What is It? (1982)

Ja-Jazz (1983)

Spot the Difference (1984)

Zany Zazz. Imagine PERE UBU (circa Bailing Man) down in the tropics with a few dozen Charles Mingus injections. Many other releases exist; loads of fun (if you can find them.)


Absolutely Zolo. Absolutely essential.

Mud On a Colin (EP, 1986)

Quirk Out (EP, 1986)

A Fierce Pancake (1986)

With their unmistakable boingy guitars, skittery rhythms, and warbly vocals, they are the most original band to emerge in the U.K. this side of '86. Their comic and wordy toones abound through these rollicking discs, the most popular of which, "Buffalo", appears on both Quirk Out and the LP. A 7" of "Buffalo" is flipped with the otherwise unissued "The Song Remains" and the 12" of "Chaos" is flipped with the a cappella "Safe Sex" that you wont find anywhere else. STUMP could be the only English band after the New Wave era that you will ever need.


And what would this discourse over Zolo pieties be without a mention of this oddball duo that took the college charts by storm in the late eighties. Mixing cerebral wordplay with a blend of XTC, Spike Jones, FRANK ZAPPA, and Stackridge, their first two albums are gems:

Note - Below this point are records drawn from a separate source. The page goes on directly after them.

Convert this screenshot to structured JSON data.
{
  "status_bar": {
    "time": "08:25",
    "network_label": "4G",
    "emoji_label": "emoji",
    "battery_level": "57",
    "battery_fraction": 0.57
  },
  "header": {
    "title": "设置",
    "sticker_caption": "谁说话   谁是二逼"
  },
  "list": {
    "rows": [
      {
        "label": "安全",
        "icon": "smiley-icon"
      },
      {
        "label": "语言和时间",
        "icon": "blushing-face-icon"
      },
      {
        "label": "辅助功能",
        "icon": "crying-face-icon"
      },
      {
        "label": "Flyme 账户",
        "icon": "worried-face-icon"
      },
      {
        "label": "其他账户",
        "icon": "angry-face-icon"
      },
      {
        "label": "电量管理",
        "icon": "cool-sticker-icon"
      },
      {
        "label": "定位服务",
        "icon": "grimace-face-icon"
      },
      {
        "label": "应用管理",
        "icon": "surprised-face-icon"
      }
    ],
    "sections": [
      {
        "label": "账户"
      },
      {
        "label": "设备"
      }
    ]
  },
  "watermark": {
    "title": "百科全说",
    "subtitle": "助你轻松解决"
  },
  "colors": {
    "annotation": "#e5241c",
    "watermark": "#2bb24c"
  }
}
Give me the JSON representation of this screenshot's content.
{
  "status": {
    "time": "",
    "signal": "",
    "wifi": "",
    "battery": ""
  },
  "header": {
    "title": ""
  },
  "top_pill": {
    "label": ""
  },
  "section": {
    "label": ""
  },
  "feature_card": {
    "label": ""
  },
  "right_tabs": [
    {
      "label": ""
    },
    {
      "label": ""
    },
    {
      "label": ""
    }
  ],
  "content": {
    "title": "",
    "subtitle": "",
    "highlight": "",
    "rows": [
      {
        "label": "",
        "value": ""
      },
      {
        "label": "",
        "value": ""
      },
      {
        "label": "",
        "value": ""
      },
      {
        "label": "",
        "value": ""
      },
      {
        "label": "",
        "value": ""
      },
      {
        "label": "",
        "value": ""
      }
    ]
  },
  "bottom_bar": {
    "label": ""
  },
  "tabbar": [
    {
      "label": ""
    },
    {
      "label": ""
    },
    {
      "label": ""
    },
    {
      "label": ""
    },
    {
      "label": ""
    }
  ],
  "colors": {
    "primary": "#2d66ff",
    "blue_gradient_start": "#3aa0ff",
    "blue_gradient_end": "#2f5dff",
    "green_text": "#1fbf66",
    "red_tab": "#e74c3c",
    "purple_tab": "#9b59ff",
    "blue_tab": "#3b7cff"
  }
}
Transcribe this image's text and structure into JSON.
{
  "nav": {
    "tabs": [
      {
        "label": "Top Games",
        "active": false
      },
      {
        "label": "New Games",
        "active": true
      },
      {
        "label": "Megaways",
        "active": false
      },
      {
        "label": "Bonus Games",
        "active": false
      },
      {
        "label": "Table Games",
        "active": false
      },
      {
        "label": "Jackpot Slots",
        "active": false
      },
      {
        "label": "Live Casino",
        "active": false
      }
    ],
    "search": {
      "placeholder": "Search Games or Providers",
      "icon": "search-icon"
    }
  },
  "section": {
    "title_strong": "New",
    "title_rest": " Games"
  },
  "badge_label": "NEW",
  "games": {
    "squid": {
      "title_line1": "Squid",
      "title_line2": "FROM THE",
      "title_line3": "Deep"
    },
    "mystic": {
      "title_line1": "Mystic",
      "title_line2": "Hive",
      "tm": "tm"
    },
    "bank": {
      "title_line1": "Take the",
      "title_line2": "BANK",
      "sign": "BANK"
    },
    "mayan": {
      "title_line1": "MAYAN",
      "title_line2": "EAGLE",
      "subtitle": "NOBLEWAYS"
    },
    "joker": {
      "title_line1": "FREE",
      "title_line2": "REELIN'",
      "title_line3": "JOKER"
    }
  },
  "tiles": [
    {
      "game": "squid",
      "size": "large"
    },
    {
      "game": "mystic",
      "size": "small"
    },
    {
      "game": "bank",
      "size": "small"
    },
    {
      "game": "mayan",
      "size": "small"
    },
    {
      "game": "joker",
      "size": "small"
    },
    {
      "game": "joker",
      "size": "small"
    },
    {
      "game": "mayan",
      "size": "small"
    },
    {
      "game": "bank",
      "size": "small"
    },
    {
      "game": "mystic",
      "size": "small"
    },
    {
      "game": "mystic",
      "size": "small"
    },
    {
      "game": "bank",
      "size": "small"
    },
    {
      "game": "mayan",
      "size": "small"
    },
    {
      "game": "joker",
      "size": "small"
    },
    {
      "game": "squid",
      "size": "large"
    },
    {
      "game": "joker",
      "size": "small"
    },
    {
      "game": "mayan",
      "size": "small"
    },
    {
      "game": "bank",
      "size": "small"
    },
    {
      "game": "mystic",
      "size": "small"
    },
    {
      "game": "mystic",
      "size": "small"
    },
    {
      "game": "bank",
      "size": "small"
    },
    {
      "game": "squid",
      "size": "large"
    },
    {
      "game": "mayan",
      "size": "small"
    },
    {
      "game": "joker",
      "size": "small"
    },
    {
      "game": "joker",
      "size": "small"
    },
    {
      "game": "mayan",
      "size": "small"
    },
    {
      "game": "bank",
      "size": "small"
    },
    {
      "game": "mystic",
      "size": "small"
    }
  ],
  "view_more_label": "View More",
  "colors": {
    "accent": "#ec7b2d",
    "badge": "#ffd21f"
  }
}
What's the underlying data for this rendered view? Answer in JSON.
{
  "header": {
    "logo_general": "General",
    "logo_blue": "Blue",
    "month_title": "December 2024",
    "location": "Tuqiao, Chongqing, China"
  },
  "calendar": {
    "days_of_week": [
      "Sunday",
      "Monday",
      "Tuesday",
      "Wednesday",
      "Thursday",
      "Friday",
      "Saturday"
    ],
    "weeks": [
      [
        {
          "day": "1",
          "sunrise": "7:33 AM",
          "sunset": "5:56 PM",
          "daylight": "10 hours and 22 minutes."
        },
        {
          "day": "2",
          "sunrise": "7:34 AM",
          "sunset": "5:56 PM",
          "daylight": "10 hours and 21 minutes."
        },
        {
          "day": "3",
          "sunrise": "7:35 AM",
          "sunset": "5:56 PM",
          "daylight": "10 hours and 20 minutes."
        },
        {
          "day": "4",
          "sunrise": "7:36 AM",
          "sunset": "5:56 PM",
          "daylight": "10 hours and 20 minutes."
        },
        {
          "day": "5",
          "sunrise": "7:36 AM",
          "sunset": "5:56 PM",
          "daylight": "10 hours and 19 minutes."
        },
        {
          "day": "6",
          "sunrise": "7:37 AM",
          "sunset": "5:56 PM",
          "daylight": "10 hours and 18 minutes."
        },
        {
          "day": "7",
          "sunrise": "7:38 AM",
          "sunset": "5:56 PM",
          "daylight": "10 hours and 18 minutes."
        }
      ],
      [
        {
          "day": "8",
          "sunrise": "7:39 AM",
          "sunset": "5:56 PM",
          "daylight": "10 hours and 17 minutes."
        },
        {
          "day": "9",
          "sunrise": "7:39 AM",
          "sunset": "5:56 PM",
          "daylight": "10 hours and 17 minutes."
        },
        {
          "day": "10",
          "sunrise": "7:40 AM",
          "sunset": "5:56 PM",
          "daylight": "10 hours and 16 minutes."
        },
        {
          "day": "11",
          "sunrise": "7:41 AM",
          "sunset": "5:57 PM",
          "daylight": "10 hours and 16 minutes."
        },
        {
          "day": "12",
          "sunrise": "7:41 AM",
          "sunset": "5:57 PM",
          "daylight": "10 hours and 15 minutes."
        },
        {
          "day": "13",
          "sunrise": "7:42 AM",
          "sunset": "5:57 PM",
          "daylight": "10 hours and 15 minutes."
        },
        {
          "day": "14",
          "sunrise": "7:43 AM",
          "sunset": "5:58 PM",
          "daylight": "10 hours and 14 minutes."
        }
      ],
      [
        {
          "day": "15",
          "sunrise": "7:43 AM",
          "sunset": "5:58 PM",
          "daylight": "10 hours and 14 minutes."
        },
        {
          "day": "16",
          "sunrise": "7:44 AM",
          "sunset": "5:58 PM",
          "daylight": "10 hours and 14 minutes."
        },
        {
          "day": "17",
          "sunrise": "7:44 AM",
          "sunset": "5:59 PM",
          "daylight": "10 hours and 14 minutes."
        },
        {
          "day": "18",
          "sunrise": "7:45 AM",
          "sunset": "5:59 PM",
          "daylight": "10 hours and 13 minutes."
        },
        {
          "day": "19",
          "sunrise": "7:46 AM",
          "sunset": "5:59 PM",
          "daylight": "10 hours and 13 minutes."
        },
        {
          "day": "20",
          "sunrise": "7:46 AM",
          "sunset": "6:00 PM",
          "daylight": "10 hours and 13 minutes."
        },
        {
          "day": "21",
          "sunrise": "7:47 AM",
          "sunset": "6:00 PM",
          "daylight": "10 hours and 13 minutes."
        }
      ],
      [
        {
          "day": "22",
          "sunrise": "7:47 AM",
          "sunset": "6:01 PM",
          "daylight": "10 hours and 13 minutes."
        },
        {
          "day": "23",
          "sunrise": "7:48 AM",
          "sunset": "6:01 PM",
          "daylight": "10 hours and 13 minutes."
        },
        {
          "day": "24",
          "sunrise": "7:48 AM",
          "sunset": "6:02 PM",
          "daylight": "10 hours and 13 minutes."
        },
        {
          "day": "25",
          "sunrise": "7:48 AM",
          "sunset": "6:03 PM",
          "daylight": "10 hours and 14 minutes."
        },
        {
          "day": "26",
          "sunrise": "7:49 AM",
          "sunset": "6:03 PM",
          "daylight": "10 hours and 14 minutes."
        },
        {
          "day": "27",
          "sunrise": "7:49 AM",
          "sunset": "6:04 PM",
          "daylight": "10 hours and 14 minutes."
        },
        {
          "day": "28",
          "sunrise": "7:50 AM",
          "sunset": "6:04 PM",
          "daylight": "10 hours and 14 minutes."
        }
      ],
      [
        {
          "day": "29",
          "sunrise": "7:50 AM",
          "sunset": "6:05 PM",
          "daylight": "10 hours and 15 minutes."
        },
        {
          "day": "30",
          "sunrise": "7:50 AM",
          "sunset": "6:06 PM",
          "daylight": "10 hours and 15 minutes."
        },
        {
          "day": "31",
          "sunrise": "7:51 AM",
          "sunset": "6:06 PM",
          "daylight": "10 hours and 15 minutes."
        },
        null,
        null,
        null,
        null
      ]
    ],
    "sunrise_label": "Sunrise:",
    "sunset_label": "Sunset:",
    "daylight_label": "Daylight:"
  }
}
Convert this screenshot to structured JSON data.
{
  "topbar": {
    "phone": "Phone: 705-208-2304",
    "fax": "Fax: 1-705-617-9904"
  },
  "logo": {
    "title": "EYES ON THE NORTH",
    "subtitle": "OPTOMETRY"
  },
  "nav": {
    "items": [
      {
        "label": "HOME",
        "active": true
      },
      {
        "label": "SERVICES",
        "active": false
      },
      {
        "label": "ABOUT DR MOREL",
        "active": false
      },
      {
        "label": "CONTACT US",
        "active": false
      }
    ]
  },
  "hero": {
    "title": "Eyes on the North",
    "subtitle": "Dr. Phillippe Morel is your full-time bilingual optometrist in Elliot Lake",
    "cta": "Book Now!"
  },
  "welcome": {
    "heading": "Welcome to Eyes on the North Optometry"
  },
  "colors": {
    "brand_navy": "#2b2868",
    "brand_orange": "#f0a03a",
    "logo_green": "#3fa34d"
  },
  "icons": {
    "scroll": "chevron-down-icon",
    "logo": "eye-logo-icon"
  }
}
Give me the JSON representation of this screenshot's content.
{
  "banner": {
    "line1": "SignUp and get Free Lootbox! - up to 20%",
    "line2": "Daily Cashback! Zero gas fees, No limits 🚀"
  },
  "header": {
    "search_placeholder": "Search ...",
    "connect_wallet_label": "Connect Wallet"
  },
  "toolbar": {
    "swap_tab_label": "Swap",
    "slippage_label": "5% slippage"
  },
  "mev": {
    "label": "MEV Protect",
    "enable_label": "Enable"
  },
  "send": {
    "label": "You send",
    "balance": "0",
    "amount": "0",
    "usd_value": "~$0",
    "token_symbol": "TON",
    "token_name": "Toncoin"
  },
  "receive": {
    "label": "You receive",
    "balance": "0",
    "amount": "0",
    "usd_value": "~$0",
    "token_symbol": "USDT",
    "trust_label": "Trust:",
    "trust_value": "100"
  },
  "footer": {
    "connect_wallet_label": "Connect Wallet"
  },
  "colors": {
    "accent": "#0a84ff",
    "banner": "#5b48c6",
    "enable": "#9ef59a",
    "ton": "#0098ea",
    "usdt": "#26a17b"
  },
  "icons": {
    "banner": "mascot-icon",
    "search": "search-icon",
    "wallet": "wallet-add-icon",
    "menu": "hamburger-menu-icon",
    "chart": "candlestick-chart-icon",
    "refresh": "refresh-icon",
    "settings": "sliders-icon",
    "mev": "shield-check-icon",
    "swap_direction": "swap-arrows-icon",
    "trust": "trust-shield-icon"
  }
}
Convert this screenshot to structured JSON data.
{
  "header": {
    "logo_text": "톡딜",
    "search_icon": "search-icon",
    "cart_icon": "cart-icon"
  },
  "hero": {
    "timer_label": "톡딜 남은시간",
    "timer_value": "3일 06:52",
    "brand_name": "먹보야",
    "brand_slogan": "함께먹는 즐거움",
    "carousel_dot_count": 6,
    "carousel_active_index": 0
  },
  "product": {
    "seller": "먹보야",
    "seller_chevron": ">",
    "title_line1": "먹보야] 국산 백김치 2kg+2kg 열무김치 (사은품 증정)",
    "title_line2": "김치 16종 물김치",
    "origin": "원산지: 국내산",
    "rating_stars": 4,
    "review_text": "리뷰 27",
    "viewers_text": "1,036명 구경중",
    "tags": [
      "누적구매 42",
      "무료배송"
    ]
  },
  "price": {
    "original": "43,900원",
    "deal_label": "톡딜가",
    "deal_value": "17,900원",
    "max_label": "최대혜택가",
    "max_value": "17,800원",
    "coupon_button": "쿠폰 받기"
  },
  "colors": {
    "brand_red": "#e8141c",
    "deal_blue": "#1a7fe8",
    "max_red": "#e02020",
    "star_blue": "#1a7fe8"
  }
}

They Might Be Giants (1986)

Lincoln (1988)

Many 12' single EPs include non album tracks from this period. Also: Flood (1990).


This Seattle unit emerged right on the brink of a musical apocalypse. Punctuated by zany xylophones, they straddle between the PERE UBU / STUMP axis and more mainstream alterna funk influences on Jack (1990) which is highlighted by the mischievous "Hot Buttered Edgar".

Reaching the end for now, I leave one final entry, that of yours truly:


Unreleased demos (circa 1991) of "Fizgig", "Jolt and Swing", "Bugaloo", "1992", and "Eye Popping Psychosis" are primitive recordings of very optimistic songs that paid no heed to the dreary times that were lying ahead.

Zolo's small but magnificent presence through a number of genres, generations, and regions over the last three decades speaks for the significance of fantasy and autonomy to the enlightened individual. The onslaught of grunge in 1992, however, yielded in an era where self pity and ambiguity took control, virtually wiping out the voice of flamboyancy and imagination across the board. But with the nineties now nearing their end, it's intuitive to say that the tides will turn once again. The music listed here remains undatable because it has represented no time. The only time it could represent is the future.

Many of the records in this list are easy to find in used record stores, while some are on CD. RIO titles are much more obscure, but you can find most of them at the Cuneiform Records site (See links page.)

Go back to Chalkhills Articles.

Copyright Terry Sharkie 1997